As talk turns to league contraction it’s clear that many players in today’s game don’t belong on major league rosters. I would argue the nature of specialization is really there to protect the superstars. Middle relievers are the baseball equivalent of cannon fodder. They go out there and they soak up innings. They aren’t good enough to start and they aren’t good enough to close. If it weren’t for the fact that there are so many teams you might well have a league full of Curt Schillings ready to go the distance against the Bonds’ of the world. In terms of closers, there are certainly a few world-beaters, Gagne, Smoltz, Eck, Rivera. But for every one of those guys there’s a head case with a big heater. Maybe it’s just me but I think baseball has become much more of a psychological sport. Why is it that 32 teams don’t have 32 awesome closers? It’s because pitching in that context is much more mental than physical. I think 90% of hitters have a clear advantage when they are going up against a “closer” in the 90s
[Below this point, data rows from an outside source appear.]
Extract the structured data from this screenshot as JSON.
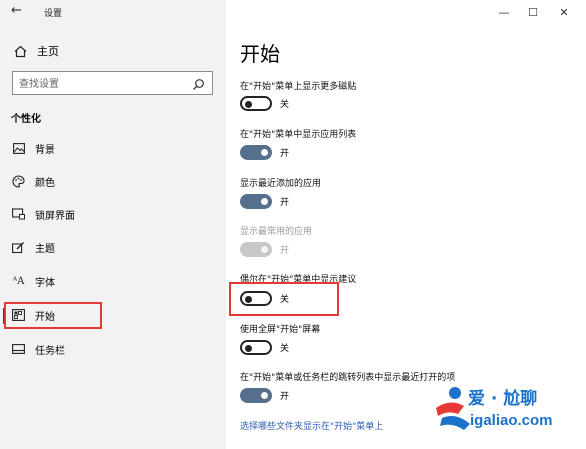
{
  "window": {
    "back_glyph": "←",
    "title": "设置",
    "min_glyph": "—",
    "max_glyph": "☐",
    "close_glyph": "✕"
  },
  "sidebar": {
    "home_label": "主页",
    "search_placeholder": "查找设置",
    "section_title": "个性化",
    "items": [
      {
        "label": "背景",
        "icon": "image-icon"
      },
      {
        "label": "颜色",
        "icon": "palette-icon"
      },
      {
        "label": "锁屏界面",
        "icon": "lock-screen-icon"
      },
      {
        "label": "主题",
        "icon": "brush-icon"
      },
      {
        "label": "字体",
        "icon": "font-icon"
      },
      {
        "label": "开始",
        "icon": "start-icon",
        "active": true
      },
      {
        "label": "任务栏",
        "icon": "taskbar-icon"
      }
    ]
  },
  "main": {
    "title": "开始",
    "settings": [
      {
        "label": "在\"开始\"菜单上显示更多磁贴",
        "state": "关",
        "on": false
      },
      {
        "label": "在\"开始\"菜单中显示应用列表",
        "state": "开",
        "on": true
      },
      {
        "label": "显示最近添加的应用",
        "state": "开",
        "on": true
      },
      {
        "label": "显示最常用的应用",
        "state": "开",
        "on": true,
        "disabled": true
      },
      {
        "label": "偶尔在\"开始\"菜单中显示建议",
        "state": "关",
        "on": false
      },
      {
        "label": "使用全屏\"开始\"屏幕",
        "state": "关",
        "on": false
      },
      {
        "label": "在\"开始\"菜单或任务栏的跳转列表中显示最近打开的项",
        "state": "开",
        "on": true
      }
    ],
    "link": "选择哪些文件夹显示在\"开始\"菜单上"
  },
  "watermark": {
    "line1": "爱 · 尬聊",
    "line2": "igaliao.com"
  },
  "colors": {
    "toggle_on": "#566f8c",
    "highlight": "#e53935",
    "link": "#2a5db0",
    "sidebar_bg": "#f2f2f2"
  }
}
On your point about travel, you’ve certainly got me there but regarding day v night games the Giants play the second most amount of day games in baseball (or at least they used to). And, if you listen to the Cubs, playing baseball in the day is harder because you have less time to “adjust” ie. sleep off the hangover. The players of Ruth’s era worked hard, played harder and then went back to work.
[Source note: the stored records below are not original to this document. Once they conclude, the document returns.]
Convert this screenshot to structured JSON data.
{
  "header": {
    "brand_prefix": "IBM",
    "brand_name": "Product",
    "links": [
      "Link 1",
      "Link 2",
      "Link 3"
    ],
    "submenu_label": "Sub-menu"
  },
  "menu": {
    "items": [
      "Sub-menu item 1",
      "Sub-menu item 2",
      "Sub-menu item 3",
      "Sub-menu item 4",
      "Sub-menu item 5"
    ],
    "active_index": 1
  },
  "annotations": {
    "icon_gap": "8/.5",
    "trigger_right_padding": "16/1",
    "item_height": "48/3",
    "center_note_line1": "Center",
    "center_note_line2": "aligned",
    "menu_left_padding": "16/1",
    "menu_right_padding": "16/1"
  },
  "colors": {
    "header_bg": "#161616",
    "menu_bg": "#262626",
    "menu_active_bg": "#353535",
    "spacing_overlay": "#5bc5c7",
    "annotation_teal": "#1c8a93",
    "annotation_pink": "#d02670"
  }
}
The parks of the old days all had their quirks but in general were much bigger than the parks of today. Sure if you can hit the porch in Tiger Stadium you are not necessarily bad-ass but if you hit a ball to dead center in the Polo Grounds you better hope you and your 4-lb bat got every bit of it.
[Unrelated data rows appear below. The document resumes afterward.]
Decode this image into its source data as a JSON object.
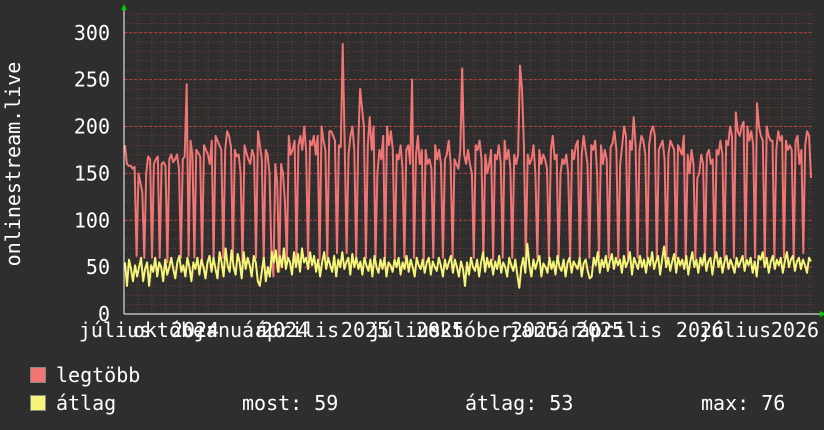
{
  "chart_data": {
    "type": "line",
    "ylabel": "onlinestream.live",
    "ylim": [
      0,
      320
    ],
    "yticks": [
      0,
      50,
      100,
      150,
      200,
      250,
      300
    ],
    "x_tick_labels": [
      "július",
      "október",
      "2024",
      "január",
      "2024",
      "április",
      "2025",
      "július",
      "2025",
      "október",
      "2025",
      "január",
      "2025",
      "április",
      "2026",
      "július",
      "2026"
    ],
    "grid": true,
    "series": [
      {
        "name": "legtöbb",
        "color": "#f07676",
        "values": [
          180,
          160,
          158,
          158,
          155,
          157,
          62,
          150,
          140,
          130,
          60,
          150,
          168,
          165,
          60,
          160,
          165,
          168,
          60,
          160,
          162,
          158,
          55,
          165,
          170,
          162,
          165,
          170,
          155,
          60,
          165,
          168,
          245,
          62,
          185,
          170,
          60,
          175,
          172,
          168,
          55,
          180,
          175,
          170,
          160,
          185,
          58,
          190,
          185,
          180,
          175,
          60,
          175,
          195,
          190,
          178,
          60,
          175,
          168,
          170,
          150,
          55,
          180,
          172,
          165,
          160,
          175,
          168,
          60,
          195,
          180,
          165,
          58,
          175,
          170,
          150,
          65,
          40,
          160,
          140,
          45,
          160,
          150,
          120,
          60,
          190,
          170,
          175,
          185,
          60,
          180,
          190,
          175,
          200,
          175,
          60,
          185,
          180,
          190,
          170,
          190,
          58,
          200,
          185,
          175,
          60,
          195,
          195,
          190,
          185,
          65,
          180,
          178,
          288,
          180,
          65,
          170,
          190,
          200,
          175,
          60,
          180,
          240,
          220,
          200,
          60,
          180,
          210,
          175,
          200,
          60,
          150,
          175,
          165,
          190,
          60,
          200,
          180,
          195,
          175,
          60,
          170,
          165,
          180,
          155,
          60,
          175,
          180,
          160,
          250,
          60,
          170,
          190,
          160,
          175,
          55,
          175,
          160,
          165,
          155,
          60,
          180,
          165,
          175,
          160,
          60,
          165,
          170,
          185,
          160,
          60,
          165,
          160,
          155,
          175,
          262,
          170,
          160,
          175,
          160,
          150,
          60,
          180,
          175,
          185,
          165,
          60,
          170,
          150,
          160,
          175,
          58,
          170,
          165,
          180,
          160,
          60,
          185,
          165,
          175,
          155,
          60,
          170,
          160,
          170,
          265,
          240,
          180,
          60,
          170,
          160,
          165,
          180,
          150,
          60,
          175,
          160,
          170,
          165,
          155,
          60,
          175,
          190,
          165,
          170,
          60,
          150,
          165,
          160,
          170,
          150,
          60,
          175,
          165,
          180,
          185,
          60,
          170,
          190,
          175,
          160,
          60,
          180,
          175,
          185,
          150,
          60,
          180,
          160,
          175,
          165,
          60,
          178,
          182,
          195,
          175,
          60,
          160,
          180,
          200,
          190,
          60,
          185,
          175,
          210,
          180,
          60,
          175,
          190,
          185,
          170,
          60,
          180,
          195,
          200,
          190,
          60,
          175,
          180,
          185,
          165,
          60,
          170,
          185,
          180,
          175,
          60,
          180,
          175,
          170,
          190,
          60,
          170,
          150,
          175,
          160,
          60,
          145,
          150,
          170,
          160,
          60,
          170,
          175,
          160,
          165,
          60,
          175,
          170,
          185,
          170,
          60,
          185,
          180,
          200,
          190,
          60,
          215,
          195,
          190,
          200,
          205,
          60,
          200,
          185,
          195,
          180,
          60,
          225,
          200,
          190,
          185,
          60,
          200,
          190,
          185,
          185,
          60,
          175,
          195,
          185,
          190,
          60,
          185,
          175,
          180,
          175,
          60,
          185,
          190,
          160,
          175,
          65,
          180,
          195,
          190,
          145
        ],
        "values_note_excluded": false
      },
      {
        "name": "átlag",
        "color": "#f5f57a",
        "values": [
          55,
          30,
          58,
          48,
          35,
          52,
          40,
          50,
          60,
          35,
          48,
          55,
          30,
          52,
          45,
          60,
          40,
          55,
          50,
          35,
          58,
          42,
          50,
          60,
          48,
          38,
          55,
          62,
          45,
          52,
          40,
          60,
          50,
          35,
          55,
          48,
          60,
          42,
          58,
          50,
          38,
          55,
          62,
          45,
          60,
          48,
          38,
          66,
          55,
          40,
          70,
          52,
          45,
          68,
          50,
          42,
          64,
          55,
          38,
          66,
          48,
          60,
          52,
          40,
          62,
          55,
          35,
          30,
          45,
          60,
          35,
          50,
          40,
          66,
          55,
          68,
          45,
          62,
          50,
          70,
          48,
          60,
          55,
          42,
          66,
          50,
          64,
          45,
          70,
          55,
          60,
          48,
          66,
          52,
          62,
          45,
          58,
          40,
          55,
          66,
          48,
          60,
          52,
          45,
          62,
          40,
          58,
          50,
          66,
          48,
          55,
          60,
          42,
          64,
          50,
          60,
          48,
          56,
          42,
          60,
          52,
          46,
          58,
          40,
          62,
          50,
          44,
          58,
          48,
          60,
          40,
          55,
          52,
          45,
          58,
          50,
          60,
          42,
          55,
          48,
          62,
          45,
          58,
          50,
          40,
          60,
          52,
          48,
          58,
          44,
          55,
          60,
          42,
          56,
          50,
          46,
          60,
          52,
          40,
          58,
          48,
          55,
          62,
          44,
          58,
          50,
          40,
          56,
          48,
          30,
          55,
          42,
          60,
          50,
          46,
          58,
          40,
          55,
          66,
          45,
          60,
          50,
          58,
          42,
          56,
          48,
          62,
          44,
          55,
          50,
          40,
          60,
          52,
          46,
          58,
          42,
          28,
          50,
          60,
          44,
          75,
          52,
          40,
          58,
          48,
          56,
          62,
          40,
          54,
          50,
          44,
          60,
          48,
          56,
          42,
          62,
          50,
          46,
          58,
          40,
          55,
          60,
          44,
          56,
          52,
          48,
          60,
          40,
          54,
          58,
          46,
          38,
          40,
          60,
          52,
          66,
          44,
          58,
          50,
          62,
          46,
          56,
          64,
          48,
          60,
          52,
          58,
          44,
          62,
          50,
          56,
          66,
          42,
          60,
          54,
          48,
          62,
          50,
          58,
          44,
          60,
          52,
          66,
          48,
          56,
          62,
          42,
          58,
          72,
          50,
          60,
          46,
          56,
          64,
          44,
          60,
          52,
          58,
          48,
          62,
          42,
          56,
          66,
          50,
          58,
          44,
          60,
          52,
          64,
          46,
          56,
          60,
          42,
          58,
          66,
          50,
          60,
          44,
          56,
          62,
          48,
          58,
          52,
          44,
          60,
          50,
          56,
          62,
          46,
          58,
          52,
          60,
          44,
          56,
          40,
          62,
          58,
          66,
          50,
          60,
          44,
          56,
          62,
          48,
          58,
          52,
          60,
          44,
          56,
          66,
          50,
          58,
          62,
          46,
          56,
          60,
          48,
          58,
          52,
          44,
          60,
          56
        ]
      }
    ]
  },
  "legend": {
    "max_label": "legtöbb",
    "avg_label": "átlag",
    "now_text": "most: 59",
    "avg_text": "átlag: 53",
    "max_text": "max: 76"
  },
  "colors": {
    "background": "#2e2e2e",
    "plot_background": "#2e2e2e",
    "grid": "#b84242",
    "axis": "#ffffff",
    "arrow": "#00cc00"
  }
}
In context, Bonds stands head and shoulders above most of league but I think A-Rod or Manny Ramirez are probably as good as he is. Of course, the trick is to put together a career of these mind-boggling numbers. It is remarkable that Bonds seems to be improving with age. 73HR is a gaudy number but I honestly think it will be broken again. It won’t linger there for 30+ years like Maris. Again, compared to the rest of league, Ruth definitely stands out more than Bonds. It’s too bad Gould passed or we might beg him to turn his analysis to this question. Do you know anyone at Stats? Gould may have a point but I still say, more pitchers, smaller ballparks, better nutrition and better equipment make hitting less of an art than it was in the old days. Bonds has clearly reduced it to a science. He is the MJ of baseball. I would say Ruth is more like Wilt Chamberlain. And I still think he sets the standards by which other players must be judged.
I’ve enjoyed this lively debate and in the spirit of our baseball wagers of years past I have one for you (but it doesn’t involve fellatio) If Bonds hits .400 this year (based on the minimum number of plate appearances to qualify for the batting title) I will 1) concede your point that he is better than Ruth and 2) treat you and your wife to a baseball game at a minor league stadium of your choosing within a 90 mile radius of your home. I think that covers Schaumburg (big whoop), Kane County, Gary, Joliet, Beloit and maybe another one that is slipping my mind. If Bonds fails to hit .400, I want 12 bottles of any (1) of these beers: PBR, Special Export or Old Style. Good luck.
Levi: I’ll take it.
Now I just have to not fret that Bonds is hitting in the .270s this week.